At this juncture, the Getty’s corporate audience really shines through: its biggest “Extended Human” indicator is that epic 11,000-plus percent surge in interest for stock images of “Wearable Technology.” (Also, it seems that art directors just discovered emoji. Can it be?) Silicon Valley is bent on soft peddling disruption, and so of course it prefers soothing images of the future. There’s a reason that Google’s driverless cars are designed to look like a cuter cousin of Herbie the Love Bug.
Theme 4: “Messthetics”
“The visual cues of Messthetics are all physical, the messy, grimy, sweaty and visceral… The trend drivers include new shifts in visual aesthetics, feminism and digital efficiency… This is beyond the appreciation of flaws; this is a deliberate exploration of awkwardness and vulgarity… This aesthetic is about reveling in an extreme, intense, comfort-free, primeval state of being.”
Here, “Messthetics” sounds like ad-speak for what in art-speak we call the “abject”—per the Tate museum’s definitions section: “artworks which explore themes that transgress and threaten our sense of cleanliness and propriety particularly referencing the body and bodily functions.” Or at least a soft, advertiser-friendly version thereof. Look forward to a Paul McCarthy campaign for Prada.
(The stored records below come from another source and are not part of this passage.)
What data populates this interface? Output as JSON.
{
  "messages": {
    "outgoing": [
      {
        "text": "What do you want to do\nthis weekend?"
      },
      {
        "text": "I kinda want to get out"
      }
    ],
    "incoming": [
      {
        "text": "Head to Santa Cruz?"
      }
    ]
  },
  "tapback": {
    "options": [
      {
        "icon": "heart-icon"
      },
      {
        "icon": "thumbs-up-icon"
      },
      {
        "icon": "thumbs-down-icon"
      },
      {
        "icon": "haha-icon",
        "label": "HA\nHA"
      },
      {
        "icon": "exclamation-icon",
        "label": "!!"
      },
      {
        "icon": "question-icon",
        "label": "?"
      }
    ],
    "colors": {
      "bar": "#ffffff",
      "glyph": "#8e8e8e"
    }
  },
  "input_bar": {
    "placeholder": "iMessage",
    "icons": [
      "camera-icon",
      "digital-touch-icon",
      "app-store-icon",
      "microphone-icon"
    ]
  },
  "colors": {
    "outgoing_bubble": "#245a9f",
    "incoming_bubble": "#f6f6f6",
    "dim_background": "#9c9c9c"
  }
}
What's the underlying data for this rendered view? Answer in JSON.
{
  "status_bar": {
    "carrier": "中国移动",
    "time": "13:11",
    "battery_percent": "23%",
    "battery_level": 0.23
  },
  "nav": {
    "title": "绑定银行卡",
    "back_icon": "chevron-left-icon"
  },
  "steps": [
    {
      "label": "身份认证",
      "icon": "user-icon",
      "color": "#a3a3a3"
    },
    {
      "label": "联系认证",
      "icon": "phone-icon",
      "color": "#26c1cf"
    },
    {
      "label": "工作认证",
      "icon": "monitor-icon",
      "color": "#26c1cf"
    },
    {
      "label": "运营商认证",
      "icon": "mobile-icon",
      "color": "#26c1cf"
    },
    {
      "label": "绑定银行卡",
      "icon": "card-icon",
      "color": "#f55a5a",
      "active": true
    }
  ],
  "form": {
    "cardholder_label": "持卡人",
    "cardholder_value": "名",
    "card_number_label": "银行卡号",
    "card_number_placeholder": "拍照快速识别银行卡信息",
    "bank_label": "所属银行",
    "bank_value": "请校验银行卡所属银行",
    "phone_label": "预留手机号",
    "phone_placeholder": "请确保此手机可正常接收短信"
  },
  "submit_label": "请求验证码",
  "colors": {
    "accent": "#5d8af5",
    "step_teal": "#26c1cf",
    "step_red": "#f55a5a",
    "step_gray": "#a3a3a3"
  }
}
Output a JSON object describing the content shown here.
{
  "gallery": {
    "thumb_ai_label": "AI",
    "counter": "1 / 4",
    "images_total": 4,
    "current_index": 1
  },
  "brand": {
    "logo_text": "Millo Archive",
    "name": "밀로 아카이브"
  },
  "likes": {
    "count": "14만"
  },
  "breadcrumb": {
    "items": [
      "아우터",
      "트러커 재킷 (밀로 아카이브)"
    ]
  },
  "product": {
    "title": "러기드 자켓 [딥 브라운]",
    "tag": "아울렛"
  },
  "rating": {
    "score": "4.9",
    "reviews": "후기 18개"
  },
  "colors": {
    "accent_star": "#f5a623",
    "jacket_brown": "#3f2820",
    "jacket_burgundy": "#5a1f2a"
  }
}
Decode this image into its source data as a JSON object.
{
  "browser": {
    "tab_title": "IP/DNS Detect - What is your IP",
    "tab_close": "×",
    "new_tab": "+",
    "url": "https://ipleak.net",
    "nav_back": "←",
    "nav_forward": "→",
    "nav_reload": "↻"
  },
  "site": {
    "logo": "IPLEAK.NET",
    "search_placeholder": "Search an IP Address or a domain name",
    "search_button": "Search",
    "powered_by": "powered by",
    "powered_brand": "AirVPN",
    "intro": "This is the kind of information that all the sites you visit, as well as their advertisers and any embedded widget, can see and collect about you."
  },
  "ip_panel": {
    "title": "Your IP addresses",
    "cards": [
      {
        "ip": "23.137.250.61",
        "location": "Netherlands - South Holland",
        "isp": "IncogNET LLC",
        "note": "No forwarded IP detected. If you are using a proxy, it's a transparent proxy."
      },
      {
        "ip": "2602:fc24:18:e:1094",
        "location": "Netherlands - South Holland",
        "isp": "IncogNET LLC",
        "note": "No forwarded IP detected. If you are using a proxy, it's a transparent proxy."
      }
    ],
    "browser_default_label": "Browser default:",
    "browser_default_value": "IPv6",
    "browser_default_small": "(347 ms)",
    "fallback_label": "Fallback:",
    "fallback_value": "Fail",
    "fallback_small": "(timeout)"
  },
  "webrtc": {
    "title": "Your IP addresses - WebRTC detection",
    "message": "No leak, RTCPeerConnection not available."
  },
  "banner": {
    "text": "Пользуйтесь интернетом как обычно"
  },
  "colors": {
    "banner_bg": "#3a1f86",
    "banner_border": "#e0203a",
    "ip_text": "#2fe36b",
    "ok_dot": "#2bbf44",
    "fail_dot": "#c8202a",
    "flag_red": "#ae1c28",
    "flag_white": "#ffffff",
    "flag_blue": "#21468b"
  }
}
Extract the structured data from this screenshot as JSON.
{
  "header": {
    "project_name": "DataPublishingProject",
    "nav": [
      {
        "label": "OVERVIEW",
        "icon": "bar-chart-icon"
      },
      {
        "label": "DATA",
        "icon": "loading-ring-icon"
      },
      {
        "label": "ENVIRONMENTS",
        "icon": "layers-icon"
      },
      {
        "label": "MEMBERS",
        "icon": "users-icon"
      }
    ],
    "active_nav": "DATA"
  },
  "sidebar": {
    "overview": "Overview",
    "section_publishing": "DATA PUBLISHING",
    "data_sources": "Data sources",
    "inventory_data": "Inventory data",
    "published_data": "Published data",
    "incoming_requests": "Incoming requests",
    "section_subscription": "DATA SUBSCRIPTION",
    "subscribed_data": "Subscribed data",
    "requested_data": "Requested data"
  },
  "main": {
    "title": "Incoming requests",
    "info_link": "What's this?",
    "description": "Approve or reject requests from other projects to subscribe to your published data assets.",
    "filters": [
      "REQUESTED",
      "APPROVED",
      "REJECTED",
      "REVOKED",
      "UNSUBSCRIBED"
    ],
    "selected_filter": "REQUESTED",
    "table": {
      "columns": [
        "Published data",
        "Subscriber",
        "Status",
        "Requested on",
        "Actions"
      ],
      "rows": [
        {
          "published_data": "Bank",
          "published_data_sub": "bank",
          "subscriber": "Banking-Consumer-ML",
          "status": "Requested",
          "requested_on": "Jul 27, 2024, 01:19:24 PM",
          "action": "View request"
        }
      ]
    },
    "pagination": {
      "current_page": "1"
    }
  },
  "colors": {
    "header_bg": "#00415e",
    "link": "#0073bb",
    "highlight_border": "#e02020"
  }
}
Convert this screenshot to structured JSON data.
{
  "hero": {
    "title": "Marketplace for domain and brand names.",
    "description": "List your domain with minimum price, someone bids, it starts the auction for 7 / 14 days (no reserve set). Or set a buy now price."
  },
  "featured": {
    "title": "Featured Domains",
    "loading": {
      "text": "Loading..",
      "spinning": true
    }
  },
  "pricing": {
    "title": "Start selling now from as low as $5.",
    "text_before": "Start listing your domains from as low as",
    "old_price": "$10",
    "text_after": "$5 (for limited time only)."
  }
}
Theme 5: “Silence vs. Noise”
“The trend is focused on making space for consumers to breathe and reconnect in a cluttered marketplace, engaging our emotions and spirit with visual haiku…. The trend takes its cue from the 1950s and ‘60s minimalist art movement that focus on refined expression and the distillation of complex ideas into elegant simplicity… In an overstimulated society, we instinctively welcome the calmness of this trend.”
So, on the one hand, such an aesthetic of uncluttered “simplicity” seems to chime with the whole “Divine Living” thing.
On the other hand, American Minimalism was all about aestheticizing industrial processes (think ofDonald Judd’s rhythmic boxes). So, on another level, “Silence vs. Noise” dovetails with the tech-forward “Extended Human” aesthetic of too. Think of the sleek look of an Apple store.
In turn, as a motif, this “visual haiku” business would seem to relate negatively to “Messthetics,” being almost its polar opposite.
Thus I begin to suspect that all these trends are part of a mutually reenforcing feedback loop, creative directors scrambling like crabs in a barrel, amplifying and negating each other in the frantic quest for distinction.
Theme 6: “Surreality”
“‘Surreality’ is an aesthetic that references how we visually make sense of the new ways in which we consume culture and share information. Just as Surrealism looked to translate the unconscious in order to understand the conscious, the visual techniques that shape this trend look to reconcile the duality we experience now that much of our lives are digital… By using treatments that reference online phenomena, like gifs and memes, brands are able to tap into the zeitgeist, positioning them at the forefront of the current visual realm.”
This final techno-surrealist aesthetic is maybe the one that has the most resonances with current art, specifically the so-called “post-internet” aesthetic, which has been the subject of a lot of chatter lately and is fine art’s own spin on “gifs and memes,” fashion and omnipresent branding.
In fact, one of the art groups most associated with “post-internet” scene, the trend-setting DIS Magazine (seen at the last year’s New Museum Triennial), is best-known precisely for its surreal riffs on… stock photos. Creative In Focus 2016 promises that Getty Images is hard at work art directing its own surreal stock photos. And the mouth of the serpent finds its own tail.